Moving past 'please pass the salt' in teen-parent communication
There comes a time in some teen-agers' lives when communication with parents limps to a standstill. The preteen daughter who followed Mom around the kitchen chatting a mile a minute now answers in one-syllable words and volunteers little or no information. The junior-high son who readily shared his viewpoint on any subject has turned into a sullen sophomore with nothing to add to family dinnertime conversation except ''Pass the salt.''
This ''quiet stage'' can be hard on conscientious parents. We're constantly told by experts to ''keep lines of communication open'' between ourselves and our adolescents, but no one explains how to accomplish this feat when teens ignore our very presence.
Why do teens temporarily stop talking to parents? And what should we be doing about it?
It's important to remember that the primary job of the adolescent is to break away from the secure parent/child relationship, and eventually become a mature adult. Breaking away all at once is too risky, of course, and so a teen-ager seeks smaller ways of testing his independence. One of these is a temporary withdrawal from the closeness he once shared with Mom and Dad.
This doesn't mean that we have lost our influence with a teen; on the contrary, he or she needs our stability to balance youthful inconsistency. It doesn't mean that, for a time, a teen won't acknowledge our influence or his desire for our guidance and care. He's trying to see how everything fits into the new person he's becoming.
Ultimately, most teens decide that a good relationship with parents is definitely worth keeping, and at that stage they're willing to work harder to bring this relationship about. In the meantime, however, how can parents continue to encourage communication?

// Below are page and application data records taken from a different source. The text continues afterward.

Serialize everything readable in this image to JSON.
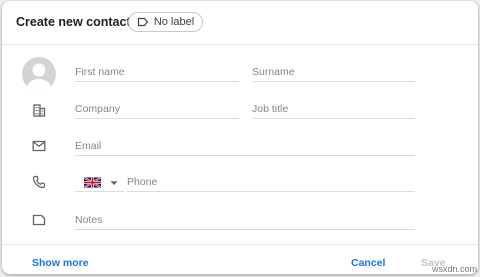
{
  "dialog": {
    "title": "Create new contact",
    "label_chip": {
      "text": "No label",
      "icon": "label-icon"
    }
  },
  "fields": {
    "first_name": {
      "placeholder": "First name"
    },
    "surname": {
      "placeholder": "Surname"
    },
    "company": {
      "placeholder": "Company"
    },
    "job_title": {
      "placeholder": "Job title"
    },
    "email": {
      "placeholder": "Email"
    },
    "phone": {
      "placeholder": "Phone",
      "country": "United Kingdom"
    },
    "notes": {
      "placeholder": "Notes"
    }
  },
  "icons": {
    "avatar": "avatar-placeholder-icon",
    "company": "building-icon",
    "email": "mail-icon",
    "phone": "phone-icon",
    "notes": "notes-icon",
    "flag": "uk-flag-icon",
    "dropdown": "caret-down-icon"
  },
  "footer": {
    "show_more": "Show more",
    "cancel": "Cancel",
    "save": "Save"
  },
  "watermark": "wsxdn.com",
  "colors": {
    "accent": "#1a73e8",
    "disabled": "#c4c4c4",
    "divider": "#dadce0",
    "icon": "#5f6368"
  }
}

* Are we available? With the advent of double wage-earners or single parenthood, time is at a premium in many homes. Yet it's important that our children know we are willing to be with them (even if they choose some particularly bad moments to unburden themselves). Tell your teens: ''You need privacy, and I don't want to pry. But I want you to know I'm here when you need me.''
* Are we really listening? When teens do talk, much of their conversation seems tedious and trivial to adult ears, but if we tune our child out when she's talking about little things, she may find other more interested listeners when she's got something important to discuss. Instead of murmuring ''uh-huh'' at suitable intervals, try to give your adolescents some attention when they do decide to talk. Maintain eye contact, smile, ask a follow-up question, let them know that you're glad they're sharing this moment with you. The warmth of your interest will linger long after the conversation ends.
* Are we judgmental? Many teens like to ''think out loud,'' bouncing ideas around to clarify their viewpoints. Unfortunately, a lot of parents take these musings seriously, and respond with attacks, threats or put-downs. Aim instead for a friendly accepting attitude when talking with your children. If you differ , make sure they know you're rejecting their ideas or plans but not them.
* Are we looking for other ways to communicate? When the spoken word just doesn't work, other methods can convey the ''I care'' message. Teens are not too big to be hugged (even if they turn away in embarrassment), and an embrace, pat on the shoulder, or touch on a cheek can speak volumes. Leaving a friendly note somewhere can help; so can a funny card stuck in a lunch sack.
A temporarily silent teen will not open up easily under any circumstances. And yet real communication can still take place. If we let our teen know that he is loved and valued, no matter what mood he's in today, we set the stage for a more satisfying relationship tomorrow.